### Records for the task
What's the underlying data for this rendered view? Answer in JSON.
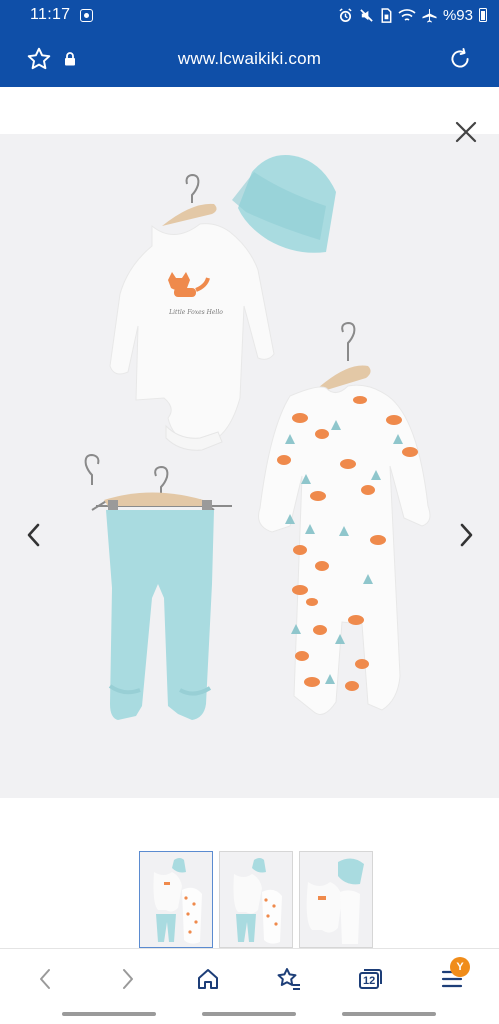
{
  "status_bar": {
    "time": "11:17",
    "battery_text": "%93",
    "icons": [
      "alarm-icon",
      "mute-icon",
      "sim-icon",
      "wifi-icon",
      "airplane-icon",
      "battery-icon"
    ]
  },
  "browser": {
    "url": "www.lcwaikiki.com",
    "icons": [
      "bookmark-star-icon",
      "lock-icon",
      "reload-icon"
    ]
  },
  "gallery": {
    "image_alt": "",
    "thumbnail_count": 3,
    "active_thumbnail": 1,
    "icons": [
      "close-icon",
      "chevron-left-icon",
      "chevron-right-icon"
    ]
  },
  "image_print": {
    "bodysuit_text": "Little Foxes Hello"
  },
  "bottom_nav": {
    "tab_count": "12",
    "menu_badge": "Y",
    "icons": [
      "back-icon",
      "forward-icon",
      "home-icon",
      "bookmarks-icon",
      "tabs-icon",
      "menu-icon"
    ]
  },
  "colors": {
    "header_blue": "#0f4fa8",
    "image_bg": "#f1f1f3",
    "mint": "#a9dbe0",
    "fox_orange": "#ef8a4c",
    "badge_orange": "#f08c1a"
  }
}
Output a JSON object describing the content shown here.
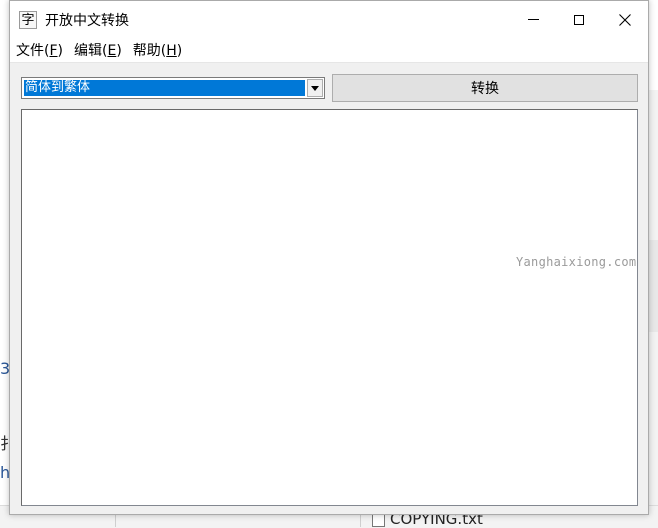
{
  "window": {
    "icon_char": "字",
    "title": "开放中文转换"
  },
  "menu": [
    {
      "label": "文件(",
      "key": "F",
      "suffix": ")"
    },
    {
      "label": "编辑(",
      "key": "E",
      "suffix": ")"
    },
    {
      "label": "帮助(",
      "key": "H",
      "suffix": ")"
    }
  ],
  "toolbar": {
    "mode_selected": "简体到繁体",
    "convert_label": "转换"
  },
  "editor": {
    "text": ""
  },
  "watermark": "Yanghaixiong.com",
  "background": {
    "left_chars": [
      "3",
      "扌",
      "h"
    ],
    "file_name": "COPYING.txt"
  },
  "colors": {
    "selection": "#0078d7",
    "window_bg": "#f0f0f0"
  }
}
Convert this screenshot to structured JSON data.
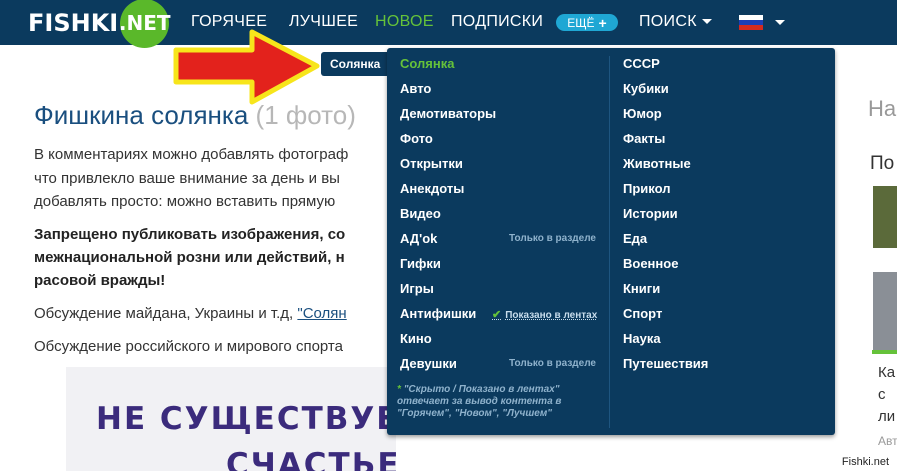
{
  "nav": {
    "logo_main": "FISHKI",
    "logo_badge": ".NET",
    "items": [
      {
        "label": "ГОРЯЧЕЕ",
        "active": false
      },
      {
        "label": "ЛУЧШЕЕ",
        "active": false
      },
      {
        "label": "НОВОЕ",
        "active": true
      },
      {
        "label": "ПОДПИСКИ",
        "active": false
      }
    ],
    "more_label": "ЕЩЁ",
    "more_plus": "+",
    "search_label": "ПОИСК",
    "flag_icon": "russia-flag-icon",
    "flag_colors": [
      "#ffffff",
      "#1c3fb6",
      "#d52b1e"
    ]
  },
  "tooltip": {
    "label": "Солянка"
  },
  "page": {
    "title": "Фишкина солянка",
    "title_count": "(1 фото)",
    "para1_line1": "В комментариях можно добавлять фотограф",
    "para1_line2": "что привлекло ваше внимание за день и вы",
    "para1_line3": "добавлять просто: можно вставить прямую",
    "warning_line1": "Запрещено публиковать изображения, со",
    "warning_line2": "межнациональной розни или действий, н",
    "warning_line3": "расовой вражды!",
    "discussion1_text": "Обсуждение майдана, Украины и т.д, ",
    "discussion1_link": "\"Солян",
    "discussion2_text": "Обсуждение российского и мирового спорта",
    "poster_line1": "НЕ СУЩЕСТВУЕ",
    "poster_line2": "СЧАСТЬЕ И ЕСТЬ ПУТЬ"
  },
  "right_col": {
    "t1": "На",
    "t2": "По",
    "t3": "Ка",
    "t4": "с",
    "t5": "ли",
    "t6": "Авт"
  },
  "menu": {
    "left_items": [
      {
        "label": "Солянка",
        "active": true,
        "note": ""
      },
      {
        "label": "Авто",
        "active": false,
        "note": ""
      },
      {
        "label": "Демотиваторы",
        "active": false,
        "note": ""
      },
      {
        "label": "Фото",
        "active": false,
        "note": ""
      },
      {
        "label": "Открытки",
        "active": false,
        "note": ""
      },
      {
        "label": "Анекдоты",
        "active": false,
        "note": ""
      },
      {
        "label": "Видео",
        "active": false,
        "note": ""
      },
      {
        "label": "АД'ok",
        "active": false,
        "note": "Только в разделе"
      },
      {
        "label": "Гифки",
        "active": false,
        "note": ""
      },
      {
        "label": "Игры",
        "active": false,
        "note": ""
      },
      {
        "label": "Антифишки",
        "active": false,
        "note": "Показано в лентах"
      },
      {
        "label": "Кино",
        "active": false,
        "note": ""
      },
      {
        "label": "Девушки",
        "active": false,
        "note": "Только в разделе"
      }
    ],
    "right_items": [
      "СССР",
      "Кубики",
      "Юмор",
      "Факты",
      "Животные",
      "Прикол",
      "Истории",
      "Еда",
      "Военное",
      "Книги",
      "Спорт",
      "Наука",
      "Путешествия"
    ],
    "footnote_line1": "\"Скрыто / Показано в лентах\"",
    "footnote_line2": "отвечает за вывод контента в",
    "footnote_line3": "\"Горячем\", \"Новом\", \"Лучшем\"",
    "footnote_star": "*"
  },
  "colors": {
    "accent_green": "#65c23a",
    "nav_bg": "#0b3a5e",
    "arrow_red": "#e3221c",
    "arrow_yellow": "#f7e51b"
  },
  "watermark": "Fishki.net"
}
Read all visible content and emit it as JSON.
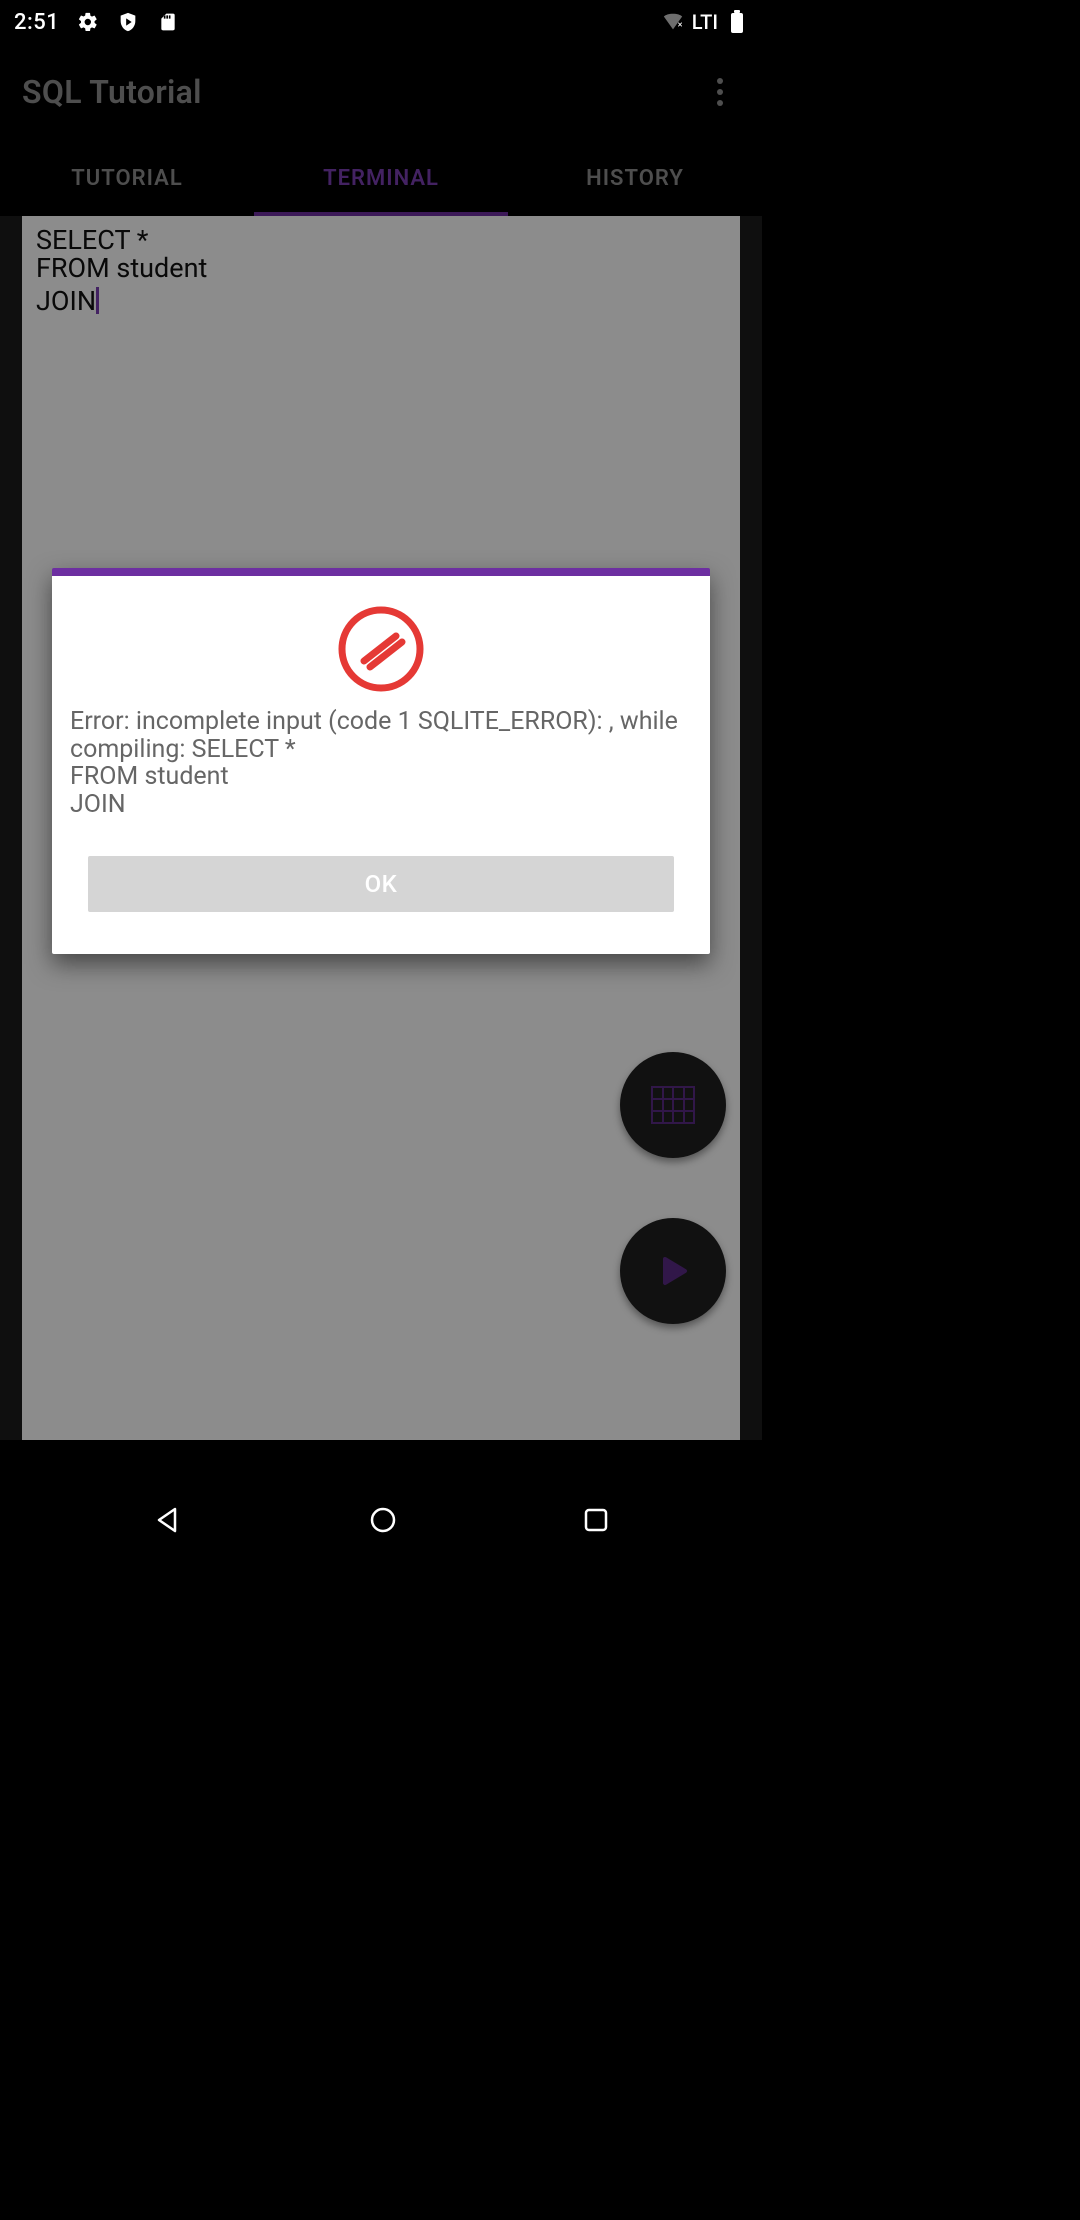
{
  "statusBar": {
    "time": "2:51",
    "network": "LTI"
  },
  "appBar": {
    "title": "SQL Tutorial"
  },
  "tabs": {
    "items": [
      {
        "label": "TUTORIAL",
        "active": false
      },
      {
        "label": "TERMINAL",
        "active": true
      },
      {
        "label": "HISTORY",
        "active": false
      }
    ]
  },
  "editor": {
    "content": "SELECT *\nFROM student\nJOIN"
  },
  "dialog": {
    "message": "Error: incomplete input (code 1 SQLITE_ERROR): , while compiling: SELECT *\nFROM student\nJOIN",
    "ok_label": "OK"
  },
  "colors": {
    "accent": "#6d2fa1",
    "tab_active": "#7b3fb3",
    "error_red": "#e53935"
  }
}
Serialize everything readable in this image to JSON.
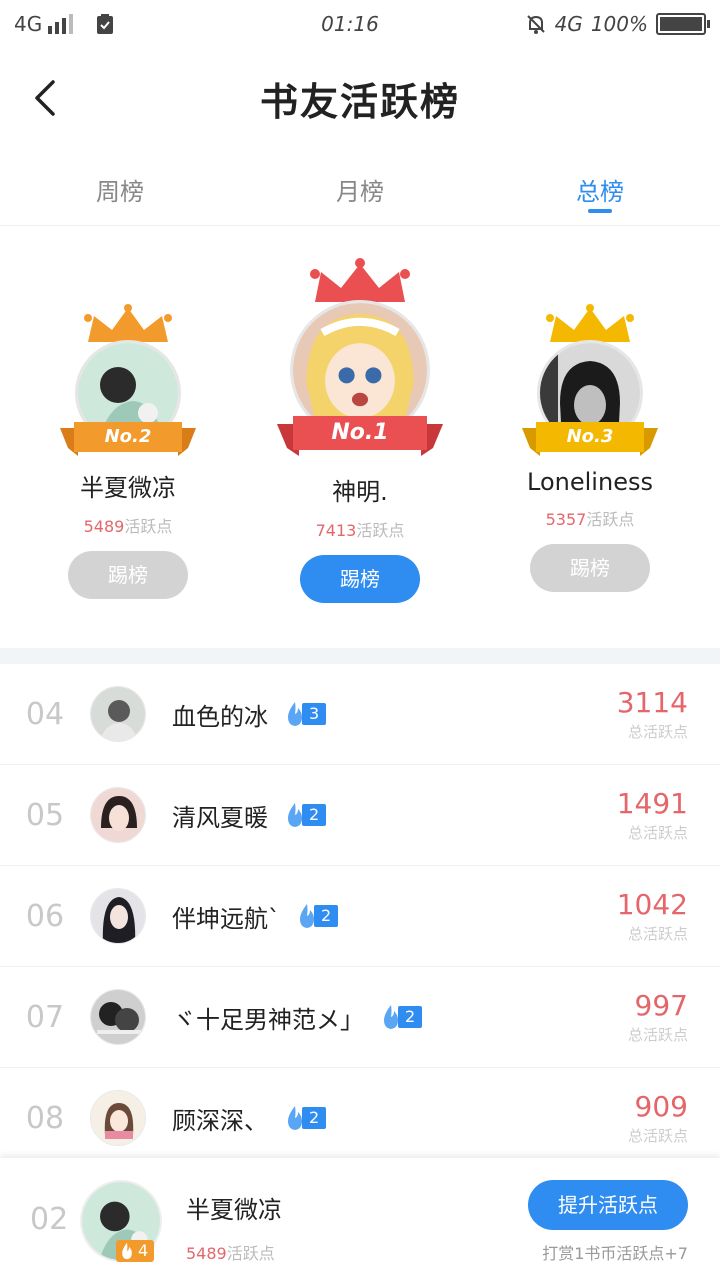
{
  "status_bar": {
    "network_left": "4G",
    "time": "01:16",
    "network_right": "4G",
    "battery": "100%",
    "battery_level": 1.0
  },
  "header": {
    "title": "书友活跃榜"
  },
  "tabs": [
    {
      "label": "周榜",
      "active": false
    },
    {
      "label": "月榜",
      "active": false
    },
    {
      "label": "总榜",
      "active": true
    }
  ],
  "podium": {
    "first": {
      "rank_label": "No.1",
      "name": "神明.",
      "points": "7413",
      "points_suffix": "活跃点",
      "button": "踢榜"
    },
    "second": {
      "rank_label": "No.2",
      "name": "半夏微凉",
      "points": "5489",
      "points_suffix": "活跃点",
      "button": "踢榜"
    },
    "third": {
      "rank_label": "No.3",
      "name": "Loneliness",
      "points": "5357",
      "points_suffix": "活跃点",
      "button": "踢榜"
    }
  },
  "ranking": [
    {
      "rank": "04",
      "name": "血色的冰",
      "level": "3",
      "score": "3114",
      "score_label": "总活跃点"
    },
    {
      "rank": "05",
      "name": "清风夏暖",
      "level": "2",
      "score": "1491",
      "score_label": "总活跃点"
    },
    {
      "rank": "06",
      "name": "伴坤远航`",
      "level": "2",
      "score": "1042",
      "score_label": "总活跃点"
    },
    {
      "rank": "07",
      "name": "ヾ十足男神范メ」",
      "level": "2",
      "score": "997",
      "score_label": "总活跃点"
    },
    {
      "rank": "08",
      "name": "顾深深、",
      "level": "2",
      "score": "909",
      "score_label": "总活跃点"
    }
  ],
  "me": {
    "rank": "02",
    "level": "4",
    "name": "半夏微凉",
    "points": "5489",
    "points_suffix": "活跃点",
    "boost_button": "提升活跃点",
    "boost_tip": "打赏1书币活跃点+7"
  },
  "colors": {
    "accent": "#2f8cf0",
    "score_red": "#e4666a",
    "gold": "#f5b800",
    "silver_orange": "#f39a2c",
    "first_red": "#ea4f52"
  }
}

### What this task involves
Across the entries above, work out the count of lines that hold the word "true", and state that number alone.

### Solution
4